Charlotte Wood's Animal People was a book which really impressed me so I was very excited to get my hands on an early advance copy of her new book, The Natural Way of Things.  This is a very different novel, but very very intelligent.  It is going to be a book that keeps me thinking for a long time and I cannot wait for it to be released into the big wild world.  I plan to do a proper review later in the week, but for now, suffice to say:  The Natural Way of Things is a novel about a group of women who wake up imprisoned in an abandoned shearing station somewhere in the middle of nowhere.  Their jailers are tightlipped about who has ordered their kidnapping or why, and as time wears on it becomes more and more clear that they may be toughing it out for a long time.  The girls gradually grow to realise that what connects them all to one another is that each one has been involved in a scandal with a powerful man.  The novel meditates on the politicisation of the female body and the culture of slut-shaming that we seem to be developing in Australia.  It is a novel which reduces things to an animal level and leaves the reader gasping as they realise nothing that happens is too far fetched to be happening right now without us knowing.

Church of Marvels by Leslie Parry

This is yet another circus novel, in the tradition of The Night Circus, which I loved.  I have been putting off reading it for a while because I very recently read The Gracekeepers and I do not want to get circus fatigue!  This novel uses the historical perspective to gently tease out the implications of circus freakshows, revealing the inhabitants of many of these shows to be people born with disabilities and other minority groups.  There are many surprise revelations in this book and I do not want to give them away by talking too much, so I will just say that I found the topic of the book refreshing, if sometimes a little underdeveloped, and always sensitive.  It's hard to be the first to talk about topics which have been taboo, so this was a great book.

Only Ever Yours by Louise O'Neill
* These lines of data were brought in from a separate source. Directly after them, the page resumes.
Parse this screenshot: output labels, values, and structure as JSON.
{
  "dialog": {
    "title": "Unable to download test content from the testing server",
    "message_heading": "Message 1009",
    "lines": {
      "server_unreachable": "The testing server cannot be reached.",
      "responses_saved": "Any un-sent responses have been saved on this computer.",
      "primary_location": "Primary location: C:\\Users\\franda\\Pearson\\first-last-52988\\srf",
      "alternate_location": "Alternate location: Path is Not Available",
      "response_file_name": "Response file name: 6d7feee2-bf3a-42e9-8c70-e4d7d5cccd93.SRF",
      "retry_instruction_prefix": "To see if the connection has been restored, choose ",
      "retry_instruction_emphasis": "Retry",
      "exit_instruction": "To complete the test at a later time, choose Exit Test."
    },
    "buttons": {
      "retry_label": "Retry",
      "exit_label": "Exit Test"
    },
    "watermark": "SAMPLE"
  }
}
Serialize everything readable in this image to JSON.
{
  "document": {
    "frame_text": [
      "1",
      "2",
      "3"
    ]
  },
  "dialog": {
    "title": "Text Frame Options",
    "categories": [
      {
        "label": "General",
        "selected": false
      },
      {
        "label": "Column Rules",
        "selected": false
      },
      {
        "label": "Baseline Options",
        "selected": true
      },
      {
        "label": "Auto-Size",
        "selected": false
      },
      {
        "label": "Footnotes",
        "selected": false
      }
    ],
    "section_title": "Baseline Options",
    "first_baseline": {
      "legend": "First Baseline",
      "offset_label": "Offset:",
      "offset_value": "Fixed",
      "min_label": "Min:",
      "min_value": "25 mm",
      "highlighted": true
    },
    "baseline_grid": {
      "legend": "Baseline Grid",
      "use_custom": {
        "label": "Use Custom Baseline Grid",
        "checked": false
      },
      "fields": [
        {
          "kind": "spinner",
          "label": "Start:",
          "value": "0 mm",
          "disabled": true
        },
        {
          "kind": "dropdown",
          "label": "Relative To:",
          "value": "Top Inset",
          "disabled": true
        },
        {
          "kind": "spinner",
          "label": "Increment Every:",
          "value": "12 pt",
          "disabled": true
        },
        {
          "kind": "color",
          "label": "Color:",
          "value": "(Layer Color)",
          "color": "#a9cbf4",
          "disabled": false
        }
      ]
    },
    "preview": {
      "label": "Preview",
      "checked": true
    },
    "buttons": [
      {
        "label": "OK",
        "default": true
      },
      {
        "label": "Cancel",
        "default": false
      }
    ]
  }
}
You've probably heard a lot about this book if you're on Twitter (and if you're not following Louise O'Neill, you really should be) because the author has a new book coming out this month.  This novel has been described as Mean Girls meets The Handmaid's Tale and I would have to say that is very accurate.  It's about a future of our society when population growth and environmental instability have lead to the world living in elite clusters.  People have altered their bodies so that it is only possible to give birth to sons, and there are ten young men in every cohort who are so important that science has developed the 'Eves', genetically manufactured perfect women who spend their childhoods in a special school where they learn to be perfect wives for these young men.  There are three times as many young women as there are young men, and those Eves who are not chosen become Concubines (for the sexual gratification of these men deemed inappropriate for Wives) or Chastities, a smaller group who look after the new Eves.  This book is subtle in its subversive themes and at first it seems like just another teen novel about bullying and bulimia.  But through the final year of school for frieda and isabel, as the girls begin to question the system, we see a horrifying process at work.  (The girls' names are never capitalised, as girls are not important.)  O'Neill is not afraid to pull any punches, and this book was a binge read I could not put down.